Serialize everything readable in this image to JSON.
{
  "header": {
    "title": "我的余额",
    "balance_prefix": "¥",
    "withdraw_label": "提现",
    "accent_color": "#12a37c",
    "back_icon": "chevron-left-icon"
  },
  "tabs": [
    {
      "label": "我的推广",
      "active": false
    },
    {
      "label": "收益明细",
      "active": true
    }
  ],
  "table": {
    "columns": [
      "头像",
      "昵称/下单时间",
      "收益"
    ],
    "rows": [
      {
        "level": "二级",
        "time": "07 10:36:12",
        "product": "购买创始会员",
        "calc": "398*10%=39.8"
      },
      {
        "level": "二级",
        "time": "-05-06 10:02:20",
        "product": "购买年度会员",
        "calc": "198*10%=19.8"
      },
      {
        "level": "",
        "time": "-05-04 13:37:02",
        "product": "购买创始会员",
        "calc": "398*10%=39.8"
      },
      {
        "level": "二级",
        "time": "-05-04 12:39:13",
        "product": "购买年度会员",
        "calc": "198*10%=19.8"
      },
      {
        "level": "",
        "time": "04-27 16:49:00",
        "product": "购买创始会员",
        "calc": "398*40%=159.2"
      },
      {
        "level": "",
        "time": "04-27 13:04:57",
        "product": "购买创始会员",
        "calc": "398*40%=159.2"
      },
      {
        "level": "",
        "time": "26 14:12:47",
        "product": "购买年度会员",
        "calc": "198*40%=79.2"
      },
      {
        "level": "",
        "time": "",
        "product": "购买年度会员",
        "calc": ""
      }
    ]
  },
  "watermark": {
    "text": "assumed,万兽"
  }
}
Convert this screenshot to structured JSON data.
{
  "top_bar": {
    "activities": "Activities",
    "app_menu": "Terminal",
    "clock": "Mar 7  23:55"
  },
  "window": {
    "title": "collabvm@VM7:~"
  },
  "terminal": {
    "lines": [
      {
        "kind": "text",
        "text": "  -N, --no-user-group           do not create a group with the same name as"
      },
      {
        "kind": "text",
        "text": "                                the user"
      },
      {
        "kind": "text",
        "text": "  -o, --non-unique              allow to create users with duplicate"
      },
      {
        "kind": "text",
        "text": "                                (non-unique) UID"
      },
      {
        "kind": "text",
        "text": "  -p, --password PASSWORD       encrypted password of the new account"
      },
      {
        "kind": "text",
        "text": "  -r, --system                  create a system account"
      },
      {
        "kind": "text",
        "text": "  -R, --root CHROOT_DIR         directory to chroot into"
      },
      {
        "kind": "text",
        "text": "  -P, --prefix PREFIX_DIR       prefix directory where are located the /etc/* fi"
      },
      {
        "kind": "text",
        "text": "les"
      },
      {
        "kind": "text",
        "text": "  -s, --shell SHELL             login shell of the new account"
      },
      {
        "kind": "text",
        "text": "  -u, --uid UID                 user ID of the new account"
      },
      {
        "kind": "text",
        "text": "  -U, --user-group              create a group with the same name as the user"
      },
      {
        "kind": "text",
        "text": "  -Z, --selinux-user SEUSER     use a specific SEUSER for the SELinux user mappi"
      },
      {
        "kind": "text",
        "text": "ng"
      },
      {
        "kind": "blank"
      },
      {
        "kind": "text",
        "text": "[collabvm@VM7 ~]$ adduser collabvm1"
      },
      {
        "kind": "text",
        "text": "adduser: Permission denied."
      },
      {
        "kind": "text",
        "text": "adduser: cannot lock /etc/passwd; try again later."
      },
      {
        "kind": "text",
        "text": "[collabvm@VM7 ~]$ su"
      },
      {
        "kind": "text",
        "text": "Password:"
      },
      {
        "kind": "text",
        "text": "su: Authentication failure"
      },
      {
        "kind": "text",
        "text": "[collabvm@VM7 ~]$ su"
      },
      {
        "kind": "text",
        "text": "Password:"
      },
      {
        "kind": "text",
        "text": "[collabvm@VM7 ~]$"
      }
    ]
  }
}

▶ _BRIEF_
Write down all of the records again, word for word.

▶ _ANSWER TO THIS PROBLEM_
Serialize everything readable in this image to JSON.
{
  "header": {
    "title": "我的余额",
    "balance_prefix": "¥",
    "withdraw_label": "提现",
    "accent_color": "#12a37c",
    "back_icon": "chevron-left-icon"
  },
  "tabs": [
    {
      "label": "我的推广",
      "active": false
    },
    {
      "label": "收益明细",
      "active": true
    }
  ],
  "table": {
    "columns": [
      "头像",
      "昵称/下单时间",
      "收益"
    ],
    "rows": [
      {
        "level": "二级",
        "time": "07 10:36:12",
        "product": "购买创始会员",
        "calc": "398*10%=39.8"
      },
      {
        "level": "二级",
        "time": "-05-06 10:02:20",
        "product": "购买年度会员",
        "calc": "198*10%=19.8"
      },
      {
        "level": "",
        "time": "-05-04 13:37:02",
        "product": "购买创始会员",
        "calc": "398*10%=39.8"
      },
      {
        "level": "二级",
        "time": "-05-04 12:39:13",
        "product": "购买年度会员",
        "calc": "198*10%=19.8"
      },
      {
        "level": "",
        "time": "04-27 16:49:00",
        "product": "购买创始会员",
        "calc": "398*40%=159.2"
      },
      {
        "level": "",
        "time": "04-27 13:04:57",
        "product": "购买创始会员",
        "calc": "398*40%=159.2"
      },
      {
        "level": "",
        "time": "26 14:12:47",
        "product": "购买年度会员",
        "calc": "198*40%=79.2"
      },
      {
        "level": "",
        "time": "",
        "product": "购买年度会员",
        "calc": ""
      }
    ]
  },
  "watermark": {
    "text": "assumed,万兽"
  }
}
Convert this screenshot to structured JSON data.
{
  "top_bar": {
    "activities": "Activities",
    "app_menu": "Terminal",
    "clock": "Mar 7  23:55"
  },
  "window": {
    "title": "collabvm@VM7:~"
  },
  "terminal": {
    "lines": [
      {
        "kind": "text",
        "text": "  -N, --no-user-group           do not create a group with the same name as"
      },
      {
        "kind": "text",
        "text": "                                the user"
      },
      {
        "kind": "text",
        "text": "  -o, --non-unique              allow to create users with duplicate"
      },
      {
        "kind": "text",
        "text": "                                (non-unique) UID"
      },
      {
        "kind": "text",
        "text": "  -p, --password PASSWORD       encrypted password of the new account"
      },
      {
        "kind": "text",
        "text": "  -r, --system                  create a system account"
      },
      {
        "kind": "text",
        "text": "  -R, --root CHROOT_DIR         directory to chroot into"
      },
      {
        "kind": "text",
        "text": "  -P, --prefix PREFIX_DIR       prefix directory where are located the /etc/* fi"
      },
      {
        "kind": "text",
        "text": "les"
      },
      {
        "kind": "text",
        "text": "  -s, --shell SHELL             login shell of the new account"
      },
      {
        "kind": "text",
        "text": "  -u, --uid UID                 user ID of the new account"
      },
      {
        "kind": "text",
        "text": "  -U, --user-group              create a group with the same name as the user"
      },
      {
        "kind": "text",
        "text": "  -Z, --selinux-user SEUSER     use a specific SEUSER for the SELinux user mappi"
      },
      {
        "kind": "text",
        "text": "ng"
      },
      {
        "kind": "blank"
      },
      {
        "kind": "text",
        "text": "[collabvm@VM7 ~]$ adduser collabvm1"
      },
      {
        "kind": "text",
        "text": "adduser: Permission denied."
      },
      {
        "kind": "text",
        "text": "adduser: cannot lock /etc/passwd; try again later."
      },
      {
        "kind": "text",
        "text": "[collabvm@VM7 ~]$ su"
      },
      {
        "kind": "text",
        "text": "Password:"
      },
      {
        "kind": "text",
        "text": "su: Authentication failure"
      },
      {
        "kind": "text",
        "text": "[collabvm@VM7 ~]$ su"
      },
      {
        "kind": "text",
        "text": "Password:"
      },
      {
        "kind": "text",
        "text": "[collabvm@VM7 ~]$"
      }
    ]
  }
}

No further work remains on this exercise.